Some theorists view subcultures as a form of consumption and hedonism (especially in leisure). This approach originated with Chicago School scholars in the 1960s, but it has since been revised to include more contemporary perspectives on the role of neo-liberal modes of power in enabling a neo-liberal conduct of life. The neo-liberal historical condition underscores that political authority and power in governing social orders are increasingly shared among many institutions, not only the formal government (representing the nation-state system) but also transnational corporations, non-profit organizations, and non-governmental organizations.
Another important aspect of neo-liberalism is the way in which people are free to express their identity in whatever manner they choose, regardless of one’s background, social class, or race. This gives participants more freedom to choose what scene they want to join and how they will embody their subcultural identities, which can lead to an increase in the number of different subcultural scenes.
In contrast to other subcultural theorists, post-subcultural thought is characterized by an emphasis on the individual’s choice of subcultural scenes and the freedom to participate in them regardless of one’s background or social class. This allows for the development of a more consumer-oriented mode of participation, as opposed to resistance and shared identities.
In the past, subcultural theory and research was primarily dominated by British Marxist critics. The Birmingham School was influenced by Gramsci’s concept of hegemony, which they extended to account for the agency of the subcultural subject. Moreover, they focused on the ways in which subcultures are shaped by gender and ethnicity. They also examined issues of class, and emphasized the ambivalent relations that subcultures bear to their parent culture and to the less class-bound realm of mass culture.

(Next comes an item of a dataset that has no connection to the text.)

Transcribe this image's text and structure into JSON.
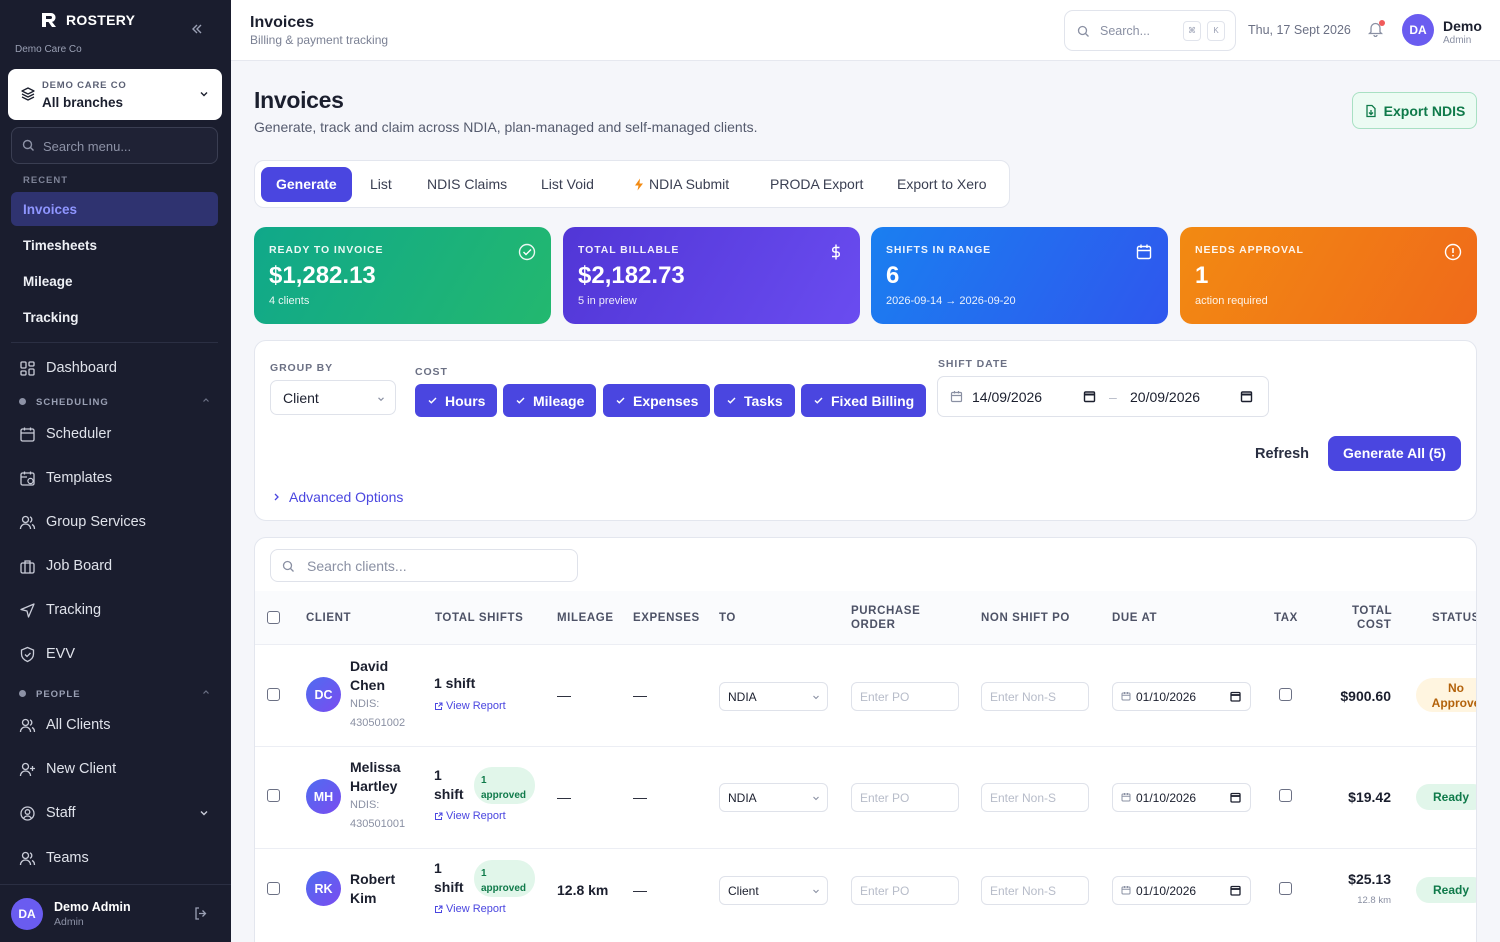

Homogenization is a big deal in the food, drink and pharmaceutical industries. In a nutshell, it’s the process of reducing the size of the larger of two liquids that are typically incompatible with each other in their natural state. The result is a smoother, less gummy product that’s tastier and more appealing to the eye. This technology isn’t limited to scotch or beer; it can also be applied to oils and liquids with a low melting point, such as wine or milk. Using the right equipment can produce superior results, without compromising the quality of the finished product. If you’re in the business of making tasty beverages or pharmaceuticals, be sure to take a look at this list of the top 10 homogenizer manufacturers. The list is based on research and analysis conducted by industry experts. The best companies can provide you with the latest in high-quality equipment, and ensure that you receive the best possible service.